All in all, the best, most impressive and most moving part of the conference was the commemoration of the Ascension of Baha’u’llah, held at 3:30 AM on Sunday morning. Every time I attempt to put into words the beauty of this commemoration, I hang my head and my tongue is stilled, because mortal words and phrases cannot express something so clearly Divine. That may sound trite, but about all I can say is that it was really, really special – dignified, moving, touching, respectful, imaginative, beautiful. Just beautiful.

Pictures from the conference are gradually going up all over the Internet- check out Martin’s website regularly to see them as they come up. As for my photos? You’ll see a bunch of them popping up on my photoblog – check the sidebar to your left for some thumbnails. I may also put together a photo-journal page on this site (but I’m lazy so be warned ;).

And with that, I’m off to Drummondville. Talk to you guys later. May the Air Force be with you.

stranded in paradise

the smell of a rose and
the murmur of the river
and springtime gently
wakes a weary world

drops of dew and
stars shining bright,
the song of nightingales
calling my Beloved

my Love, my Lord
so far away and yet
i feel Your presence
like a loved one gone
to distant lands
i hear Your voice

by this isle, by this garden
the river’s waters flow
but i am lost from having drunk
the wine of knowing Thee

my Beloved, my Desire
such sorrows You faced,
the trials and agonies,
and now, to see You leave,
my heart is rent asunder,
and my soul howls and laments.

a mound of roses,
ever growing at Your feet,
implore You to stay
but God has willed otherwise.

my face turned towards You,
i offer thanks and praise
and at the river’s edge
the tears roll down

may 2, 2005:
12th day of Ridván

the green, green grass of home

has it really been five days since I last posted something? okay. Happy Ridván, everybody. See Martin’s pictures of the election of the Spiritual Assembly in Ottawa (warning: high bandwidth needed), as well as a list of Assemblies formed in Québec this year. The India Times has another interesting article about Ridván on its website, too.
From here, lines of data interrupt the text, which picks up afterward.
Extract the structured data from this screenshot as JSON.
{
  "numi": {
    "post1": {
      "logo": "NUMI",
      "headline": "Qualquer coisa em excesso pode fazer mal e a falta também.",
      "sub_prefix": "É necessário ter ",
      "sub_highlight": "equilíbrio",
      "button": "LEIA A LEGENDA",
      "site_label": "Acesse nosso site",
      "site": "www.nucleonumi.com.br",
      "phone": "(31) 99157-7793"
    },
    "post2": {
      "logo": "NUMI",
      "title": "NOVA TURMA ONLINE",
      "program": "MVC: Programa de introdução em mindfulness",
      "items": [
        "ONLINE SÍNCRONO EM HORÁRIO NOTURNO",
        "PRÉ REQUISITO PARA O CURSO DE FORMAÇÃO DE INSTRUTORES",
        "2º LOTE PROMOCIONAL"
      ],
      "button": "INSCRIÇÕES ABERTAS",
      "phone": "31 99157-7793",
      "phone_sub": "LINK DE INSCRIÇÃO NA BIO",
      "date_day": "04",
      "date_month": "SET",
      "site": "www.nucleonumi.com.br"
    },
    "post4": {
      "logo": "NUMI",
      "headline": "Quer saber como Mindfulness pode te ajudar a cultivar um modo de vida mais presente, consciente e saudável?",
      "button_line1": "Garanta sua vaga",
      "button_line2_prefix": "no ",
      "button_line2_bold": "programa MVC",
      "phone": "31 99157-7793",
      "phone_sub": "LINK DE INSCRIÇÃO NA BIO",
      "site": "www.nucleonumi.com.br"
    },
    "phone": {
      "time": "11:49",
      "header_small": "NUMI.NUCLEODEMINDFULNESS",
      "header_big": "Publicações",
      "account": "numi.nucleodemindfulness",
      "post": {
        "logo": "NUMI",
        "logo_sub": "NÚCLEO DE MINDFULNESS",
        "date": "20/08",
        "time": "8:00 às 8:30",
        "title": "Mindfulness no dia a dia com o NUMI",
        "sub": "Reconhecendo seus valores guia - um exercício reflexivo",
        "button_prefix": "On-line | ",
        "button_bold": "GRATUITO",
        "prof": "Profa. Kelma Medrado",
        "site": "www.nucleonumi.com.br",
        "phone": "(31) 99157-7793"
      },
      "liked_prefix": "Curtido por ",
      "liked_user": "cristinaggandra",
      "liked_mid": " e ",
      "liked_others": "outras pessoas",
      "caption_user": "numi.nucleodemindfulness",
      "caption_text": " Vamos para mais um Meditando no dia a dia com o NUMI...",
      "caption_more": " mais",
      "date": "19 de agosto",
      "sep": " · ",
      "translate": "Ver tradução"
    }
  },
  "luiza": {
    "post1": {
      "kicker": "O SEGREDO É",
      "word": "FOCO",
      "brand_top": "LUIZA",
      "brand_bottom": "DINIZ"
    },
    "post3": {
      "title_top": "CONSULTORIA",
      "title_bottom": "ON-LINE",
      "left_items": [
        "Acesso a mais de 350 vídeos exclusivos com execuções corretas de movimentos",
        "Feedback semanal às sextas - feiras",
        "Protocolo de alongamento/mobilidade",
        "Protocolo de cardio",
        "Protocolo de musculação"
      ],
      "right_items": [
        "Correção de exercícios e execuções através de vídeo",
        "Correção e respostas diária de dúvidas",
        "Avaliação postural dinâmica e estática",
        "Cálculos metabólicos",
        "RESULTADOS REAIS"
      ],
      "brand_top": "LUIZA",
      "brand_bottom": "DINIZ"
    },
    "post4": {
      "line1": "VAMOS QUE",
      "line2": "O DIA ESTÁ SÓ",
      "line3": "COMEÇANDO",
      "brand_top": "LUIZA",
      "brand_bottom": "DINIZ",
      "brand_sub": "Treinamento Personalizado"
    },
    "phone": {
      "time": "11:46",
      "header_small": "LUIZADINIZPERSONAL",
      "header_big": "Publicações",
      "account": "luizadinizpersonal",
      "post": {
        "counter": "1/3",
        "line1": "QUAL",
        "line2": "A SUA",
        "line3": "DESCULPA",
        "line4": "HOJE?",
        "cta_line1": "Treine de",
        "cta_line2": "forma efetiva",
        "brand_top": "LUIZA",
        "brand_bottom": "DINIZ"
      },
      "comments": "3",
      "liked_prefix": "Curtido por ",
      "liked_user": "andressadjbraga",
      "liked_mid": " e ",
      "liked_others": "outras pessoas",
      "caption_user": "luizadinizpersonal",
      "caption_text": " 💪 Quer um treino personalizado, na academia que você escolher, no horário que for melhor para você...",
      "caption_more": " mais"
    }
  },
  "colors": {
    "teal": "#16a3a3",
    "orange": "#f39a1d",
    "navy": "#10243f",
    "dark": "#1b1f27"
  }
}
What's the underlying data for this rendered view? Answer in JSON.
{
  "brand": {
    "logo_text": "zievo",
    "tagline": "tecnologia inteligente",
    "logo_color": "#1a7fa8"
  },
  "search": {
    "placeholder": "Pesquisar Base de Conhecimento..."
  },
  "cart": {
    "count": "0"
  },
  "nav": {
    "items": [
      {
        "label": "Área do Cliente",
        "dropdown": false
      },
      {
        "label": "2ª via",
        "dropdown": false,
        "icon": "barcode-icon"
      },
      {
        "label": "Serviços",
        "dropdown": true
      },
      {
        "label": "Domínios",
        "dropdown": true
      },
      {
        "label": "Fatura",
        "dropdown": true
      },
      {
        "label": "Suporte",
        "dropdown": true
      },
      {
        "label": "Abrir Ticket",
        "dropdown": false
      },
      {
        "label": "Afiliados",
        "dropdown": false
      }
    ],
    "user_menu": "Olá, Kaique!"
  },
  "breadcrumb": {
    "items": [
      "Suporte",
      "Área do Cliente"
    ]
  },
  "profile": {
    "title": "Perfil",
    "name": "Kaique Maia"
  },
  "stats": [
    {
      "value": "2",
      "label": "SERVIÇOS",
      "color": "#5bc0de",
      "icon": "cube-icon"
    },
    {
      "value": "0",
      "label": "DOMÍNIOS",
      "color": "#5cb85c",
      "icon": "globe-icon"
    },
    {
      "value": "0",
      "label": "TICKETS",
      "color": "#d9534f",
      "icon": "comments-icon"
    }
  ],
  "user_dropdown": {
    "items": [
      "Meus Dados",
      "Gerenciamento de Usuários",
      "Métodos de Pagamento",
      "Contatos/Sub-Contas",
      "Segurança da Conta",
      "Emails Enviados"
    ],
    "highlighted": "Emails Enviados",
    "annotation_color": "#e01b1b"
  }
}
The grass is so green now that we’ve had a good couple of weeks of rain. I’ve been seeing kids running around playing in it, people throwing frisbees about, and so forth. Today it’s cloudy, so few people are feeling perky enough to run about. Bahá’u’lláh often talks about clouds in terms of mercy and grace. In one of His prayers, we find the following supplication: “Rain down, then, upon me out of the clouds of Thy bounty that which shall profit me in every world of Thy worlds.” So we need rain as much as we need sun, no? The grass certainly does.

You may remember the International Campaign to Ban Landmines (ICBL); they won the Nobel Peace Prize in 1997 for their efforts in securing a ban on landmines. The campaign received a lot of press in the Canadian media since Canadians were heavily involved – the co-winner (Jody Williams) was Canadian, and the treaty banning landmines was signed in Ottawa. Anyway, on a related note, I visited the website of the Canadian Landmine Foundation. They seem pretty cool too – they raise money to clear old minefields, and to help landmine survivors. Clearly an organization that does good work. Paul McCartney and his wife Heather are their international goodwill ambassadors. Nice! Some of their board members have unfortunate names, though… visit the board page and scroll down to the fifth name. I almost died reading the name of that guy’s company.

Oh, yeah. On another note, I tagged along with Phil Allard and co. to climb rocks at Vertical Reality last Thursday. It was a great workout. My arms and legs are recovering nicely. I think I spent most of my time falling onto the mats. Take a look at the photo of the week if you haven’t already – that’s one of the hardcore guys going up the wall with a rope. We were just bouldering – no ropes, far less altitude. If you’ve never been rock-climbing, I recommend you try it. It’s fun. It hurts like hell the first time around, but you’ll probably like it after a bit.

More later. I’m off to radiantly accept the dying of the light.